Applied Cryptography
3 min read

Applied Cryptography

For our first topic of the Fall 2021 semester, we covered applied cryptography.


Before the discussion of specific types of ciphers, there are two important terms to cover first. A plaintext message is just the original message, with no encryption done to it. A ciphertext message is one that has been encoded, and is supposed to be unreadable to people who do not have the decryption method.

One important rule for most cryptosystems is that the security of the system should not rely on the secrecy of the system. Or in other words, in a good cryptosystem, as long as the key is kept secret, an attacker could understand exactly how the system works and have access to ciphertext and would not be able to decrypt it without the key.

Substitution Ciphers

Substitution ciphers are one of the most basic types of ciphers, and they work by simply taking characters from 1 alphabet and mapping each character to another alphabet. This mapping is done by use of a specific key.

An example of this can be shown with the character set {ABCDEFGH}. An example of a key for this could be {DEACBGHF}, where each letter in the original set would be replaced with the corresponding letter in the key (i.e. A would be replaced with D and so on). Using this key to encode the string DEADBEEF would looks something like this: CBDCEBBG. To someone who does not have the key, it would look like nonsense, but someone who has the key could easily convert it back.
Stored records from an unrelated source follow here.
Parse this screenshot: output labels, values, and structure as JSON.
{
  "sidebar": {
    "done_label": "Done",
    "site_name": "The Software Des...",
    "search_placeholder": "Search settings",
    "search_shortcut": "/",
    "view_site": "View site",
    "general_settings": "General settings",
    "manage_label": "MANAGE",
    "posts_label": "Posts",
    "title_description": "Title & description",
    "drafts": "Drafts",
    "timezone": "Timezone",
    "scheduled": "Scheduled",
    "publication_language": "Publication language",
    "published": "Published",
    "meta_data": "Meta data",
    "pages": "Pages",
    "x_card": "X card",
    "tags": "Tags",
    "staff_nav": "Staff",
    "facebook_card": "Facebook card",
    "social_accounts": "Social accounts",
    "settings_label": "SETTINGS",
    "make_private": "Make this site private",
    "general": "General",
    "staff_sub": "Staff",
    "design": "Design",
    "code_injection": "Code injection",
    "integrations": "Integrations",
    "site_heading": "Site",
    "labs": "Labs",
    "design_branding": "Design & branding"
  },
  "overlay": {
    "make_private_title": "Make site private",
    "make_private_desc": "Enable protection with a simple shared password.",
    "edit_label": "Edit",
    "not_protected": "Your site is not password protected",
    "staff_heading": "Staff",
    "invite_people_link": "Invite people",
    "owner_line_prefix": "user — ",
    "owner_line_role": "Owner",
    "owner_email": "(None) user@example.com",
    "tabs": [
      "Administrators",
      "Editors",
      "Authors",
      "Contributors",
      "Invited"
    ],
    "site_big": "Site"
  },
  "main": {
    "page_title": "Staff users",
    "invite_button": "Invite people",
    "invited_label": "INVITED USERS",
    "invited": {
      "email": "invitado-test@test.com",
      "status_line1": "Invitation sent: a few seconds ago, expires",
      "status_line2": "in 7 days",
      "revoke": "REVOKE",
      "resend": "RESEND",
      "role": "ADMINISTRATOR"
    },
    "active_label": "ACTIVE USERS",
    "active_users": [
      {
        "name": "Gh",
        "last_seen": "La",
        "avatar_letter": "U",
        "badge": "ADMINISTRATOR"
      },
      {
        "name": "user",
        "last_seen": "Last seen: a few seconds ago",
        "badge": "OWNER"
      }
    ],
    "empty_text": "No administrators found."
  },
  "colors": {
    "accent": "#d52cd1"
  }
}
This example shows another important property about substitution ciphers, they must be invertible, or in other words, the original message should be able to be converted from ciphertext back to the original message.

Substitution ciphers can sometimes be challenging to break, but that depends heavily on certain factors. When the amount of known ciphertext is very low, it makes it significantly harder to crack a cipher. This is because one good way to break substitution ciphers is to use language patterns to detect what characters are what. You can look for common words and phrases in the ciphertext. For example, if spaces are preserved, the assumption that single letters surrounded by spaces are either a or I is a fairly safe one to make. Additionally, the frequency of letters can be looked at, if a letter is incredibly common, there is a very good chance it is a vowel and not some uncommon character like z. Additionally, there is an attack called a known plaintext attack. This attack works by using some of the above techniques to replace all instances of characters in a ciphertext to see if recognizable phrases or words appear, showing that some progress was being made to breaking it.
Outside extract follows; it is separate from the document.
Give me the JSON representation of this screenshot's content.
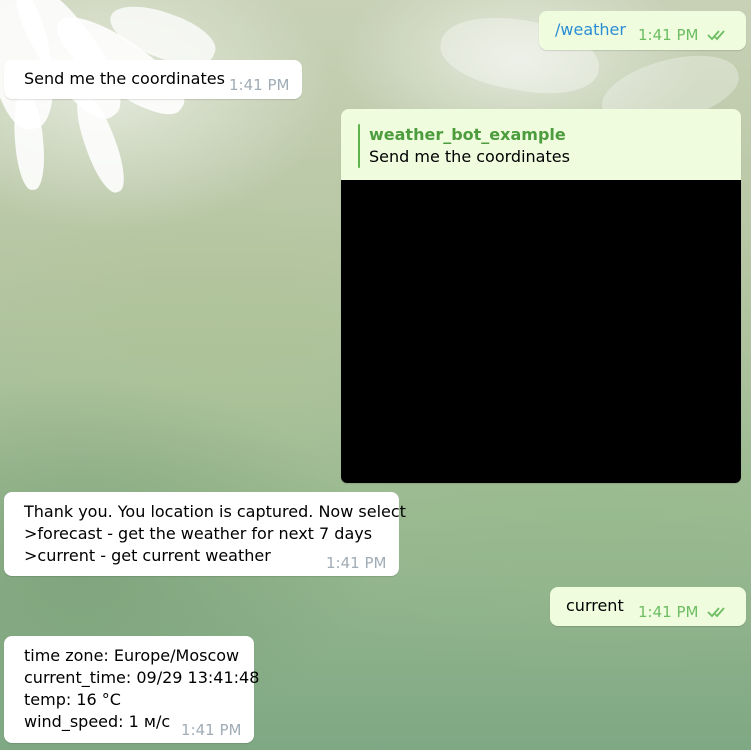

XOR Ciphers

XOR ciphers work by using the logical XOR operator, XORing each bit in a plaintext with each bit of a specific key to create the ciphertext. This cipher is not heavily used on its own, but it is used very often as a building block for other ciphers. Essentially, the XOR cipher is just a fancy bitwise substitution cipher.

However, this means that XOR ciphers are not perfect and still have clear limitations. One large disadvantage of them is that the key must always be the same length as the plaintext being encrypted, so variable length plaintexts do not work with it. One way to get around this is to just duplicate the key to fit the length of the plaintext, but then this leads to some of the same problems with substitution ciphers. Another common vulnerability is that if you have two ciphertexts that were encrypted using the same key and XOR those ciphertexts together it will leak information about both of the original plaintexts, as we will see in a lab later.
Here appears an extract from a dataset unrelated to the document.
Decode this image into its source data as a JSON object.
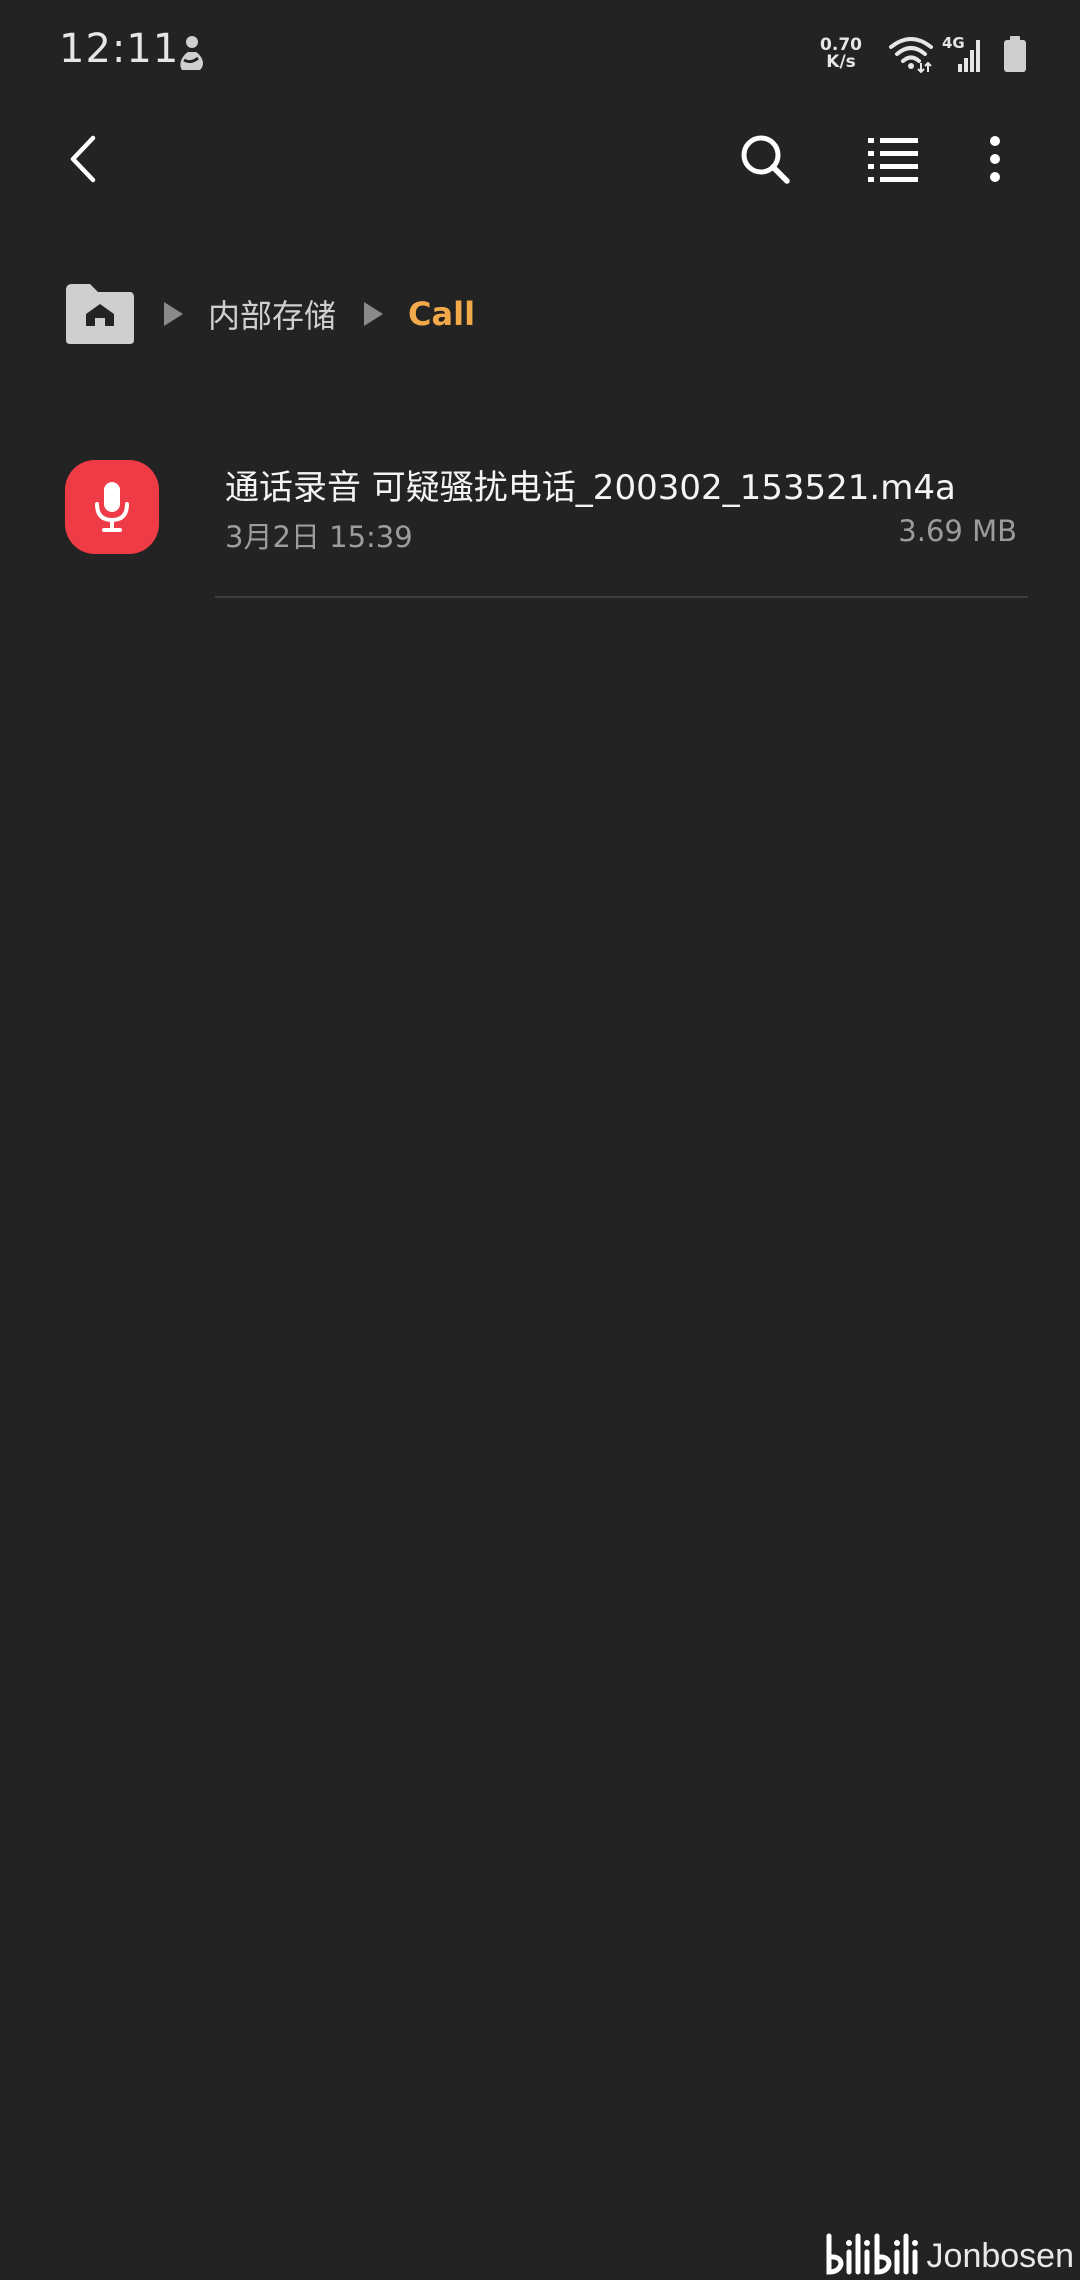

S-boxes are cryptographic elements that are used to build substitution ciphers that work for an arbitrary number of bits. For an S-box, for any input octect that is passed in, it will output a different octect. What this essentially boils down to is that changes in the output should be incomparable to changes in the input. So say if a single bit is changed in the input, the output should still change dramatically. This is only one reason why S-boxes are typically better than XOR ciphers, as S-boxes scramble bits much better. S-boxes are also used very commonly in building larger, more complex cryptosystems.

Part 1

Part 2